She had just connected with me, which meant she was active on Linkedin. Her inmail box probably wasn’t as crowded as her email, so I’d have a better chance of a response.
I thought, what was the worst that could happen? She’d ignore me, just like every other editor who was ignoring me, and I’d be no worse off.
“Thanks for connecting with me here on Linkedin!” I wrote. “Are you looking for more freelance writers? I have several ideas that I think would be a great fit for [name of your magazine]! May I send you some pitches?”
To break this down:
- I kept it professional.
- I reminded her that she had initiated this connection — I wasn’t some random person messaging her out of the blue.

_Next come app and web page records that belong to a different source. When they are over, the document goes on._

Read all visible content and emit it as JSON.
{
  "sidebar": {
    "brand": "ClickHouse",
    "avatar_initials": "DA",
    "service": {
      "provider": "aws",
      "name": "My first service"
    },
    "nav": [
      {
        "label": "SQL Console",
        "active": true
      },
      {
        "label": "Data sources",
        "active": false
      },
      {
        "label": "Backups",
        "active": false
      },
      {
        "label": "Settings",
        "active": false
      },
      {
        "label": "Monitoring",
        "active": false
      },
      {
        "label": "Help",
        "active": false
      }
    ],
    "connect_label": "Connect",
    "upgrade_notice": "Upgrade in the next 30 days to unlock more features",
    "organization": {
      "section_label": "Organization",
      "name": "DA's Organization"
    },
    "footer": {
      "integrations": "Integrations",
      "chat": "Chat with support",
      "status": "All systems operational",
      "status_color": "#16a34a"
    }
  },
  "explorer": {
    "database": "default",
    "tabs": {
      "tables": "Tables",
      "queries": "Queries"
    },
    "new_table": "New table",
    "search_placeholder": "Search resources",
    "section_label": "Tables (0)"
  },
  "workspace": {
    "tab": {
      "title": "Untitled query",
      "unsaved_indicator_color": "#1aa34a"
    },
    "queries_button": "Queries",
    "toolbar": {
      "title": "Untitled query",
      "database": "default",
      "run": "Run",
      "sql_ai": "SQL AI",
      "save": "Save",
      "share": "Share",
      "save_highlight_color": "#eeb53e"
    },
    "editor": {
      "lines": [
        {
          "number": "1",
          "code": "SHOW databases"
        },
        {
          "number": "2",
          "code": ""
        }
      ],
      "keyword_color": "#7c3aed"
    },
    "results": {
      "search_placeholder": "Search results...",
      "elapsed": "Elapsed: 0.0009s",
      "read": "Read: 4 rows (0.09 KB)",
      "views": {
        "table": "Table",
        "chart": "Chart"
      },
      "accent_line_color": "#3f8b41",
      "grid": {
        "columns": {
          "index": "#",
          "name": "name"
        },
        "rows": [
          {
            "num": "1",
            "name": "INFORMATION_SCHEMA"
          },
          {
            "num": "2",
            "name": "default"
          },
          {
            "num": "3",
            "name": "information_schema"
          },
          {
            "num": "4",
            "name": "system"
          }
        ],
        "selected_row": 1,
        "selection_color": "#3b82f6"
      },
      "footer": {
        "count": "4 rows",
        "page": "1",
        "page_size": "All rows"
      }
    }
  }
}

- I avoided open-ended questions or requests that would require work on her part.
- I focused on making a connection and offering her something specific.
- And I made it easy for her: all she needed to do was say yes.
Still, I didn’t really expect a response. After all, I’d been emailing editors constantly for months, and not one of them had responded to me.
But this one did.
She wrote me back the next morning. “I am looking for more writers,” she said. “Please send pitches to my email” — and she gave me her email.
It was that easy.
Fortunately, I had a lot of pitches ready to send (some of which I’d already sent to other editors at her magazine), so I sent them all in one vast multi-pitch email.
For the subject line, I wrote, “Pitches you requested on Linkedin,” to make sure my email didn’t get lost in her overcrowded inbox.
Aain, she wrote back immediately. This time, she thanked me for my ideas and asked if I could pitch three ideas on a specific topic.
In other words, she told me what she’s looking for right now.
Pitch three ideas for a feature in my dream magazine? Of course I could do that (thanks, 4-Week J-School). I sent it a few days later.
At that point, the holidays and the usual glacial response of editors set in, so I’m still waiting to hear whether I’ll get the assignment. But just getting a response was a huge step forward for me.
And it’s not like I’m getting bored while I’m waiting. I’ve got a lot more editors to stalk — uh, I mean connect with — on Linkedin.
Lisa C. Baker is a parenting writer and blogger based in Atlanta, Georgia. Check out her new blog on How to Be Supermom.